Washington, DC, March 10, 2004 -- Dr. Paul Gilman, the Environmental Protection Agency's (EPA) Science Advisor and Assistant Administrator for Research and Development, announced the release of the "Draft National Coastal Condition Report II" (NCCR2), a collaborative effort of EPA, the National Oceanic and Atmospheric Administration, the U.S. Fish and Wildlife Service, and the U.S. Geological Survey.
NCCR2 will enhance scientific understanding of coastal conditions; and help scientists, environmental managers and the public make informed decisions to protect coastal resources.
"With this draft report, we have come very close to achieving a scientifically-defensible way to measure the health of our coasts. When finalized, the second edition of the report will serve as a continuing foundation for efforts to protect, manage and restore coastal ecosystems," said Paul Gilman.
The first National Coastal Condition Report assessed the condition of 70 percent of the nation's estuarine resources, using 1990-1996 data. NCCR2 is based on 1997-2000 data and represents 100 percent of estuarine acreage in the contiguous 48 states and Puerto Rico. For most areas, NCCR2 used the Environmental Monitoring and Assessment Program's (EMAP) National Coastal Assessment Survey to obtain data from monitoring of coastal waters.
Data on the Great Lakes was collected through the Great Lakes Water Quality Agreement between the United States and Canada.
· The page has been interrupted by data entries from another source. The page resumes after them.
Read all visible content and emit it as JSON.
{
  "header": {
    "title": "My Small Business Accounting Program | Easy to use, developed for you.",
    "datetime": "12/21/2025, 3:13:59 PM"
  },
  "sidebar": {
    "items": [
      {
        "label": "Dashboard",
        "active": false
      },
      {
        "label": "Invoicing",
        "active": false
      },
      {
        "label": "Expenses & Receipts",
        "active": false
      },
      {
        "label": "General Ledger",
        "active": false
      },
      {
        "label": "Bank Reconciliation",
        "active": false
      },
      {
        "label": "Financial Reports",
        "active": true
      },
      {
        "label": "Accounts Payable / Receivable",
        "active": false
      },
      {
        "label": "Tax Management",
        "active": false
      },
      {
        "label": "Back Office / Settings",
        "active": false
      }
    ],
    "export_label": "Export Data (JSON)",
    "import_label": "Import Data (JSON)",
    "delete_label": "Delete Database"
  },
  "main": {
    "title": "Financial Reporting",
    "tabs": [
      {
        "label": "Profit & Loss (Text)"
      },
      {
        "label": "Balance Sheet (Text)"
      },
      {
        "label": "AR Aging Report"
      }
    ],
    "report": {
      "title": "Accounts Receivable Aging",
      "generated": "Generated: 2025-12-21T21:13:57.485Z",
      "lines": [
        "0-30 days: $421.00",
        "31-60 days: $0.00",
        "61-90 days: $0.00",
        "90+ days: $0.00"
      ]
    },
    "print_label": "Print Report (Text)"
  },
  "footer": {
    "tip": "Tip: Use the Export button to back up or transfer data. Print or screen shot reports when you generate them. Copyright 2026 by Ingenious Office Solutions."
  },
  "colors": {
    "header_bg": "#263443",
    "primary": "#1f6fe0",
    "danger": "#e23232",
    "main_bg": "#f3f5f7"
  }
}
State and local environmental agencies were also instrumental in data collection.
NCCR2 shows that conditions in the estuaries, the Southeast, Gulf of Mexico and Great Lakes have improved since the first report, while the Northeast and the West coasts remain essentially the same. These data indicate the nation's estuaries continue to be in fair condition. Regional conditions are provided in the report using the five indicators: coastal habitat, water quality, sediment quality, bottom-dwelling organisms and fish tissue.
EPA also announced the signing of an agreement with the National Oceanographic Partnership Program, an interagency organization, to establish the Integrated Ocean Observing System to improve forecasting of climate change effects on the ocean and to preserve and restore healthy marine ecosystems.
The program supports the interagency OCEAN.US Office, which was formed to meet the common oceanic research and coastal management needs of different federal agencies.
A 90-day public comment period is open on NCCR2 until June 8, 2004. EPA seeks public input concerning the information in the report, the availability of additional data, and the appropriateness of conclusions drawn from the information presented. The NCCR2 report is available on the EPA's Web site at: http://www.epa.gov/owow/oceans/nccr2/index.html
For more information on the OCEAN.US program, see: http://www.ocean.us.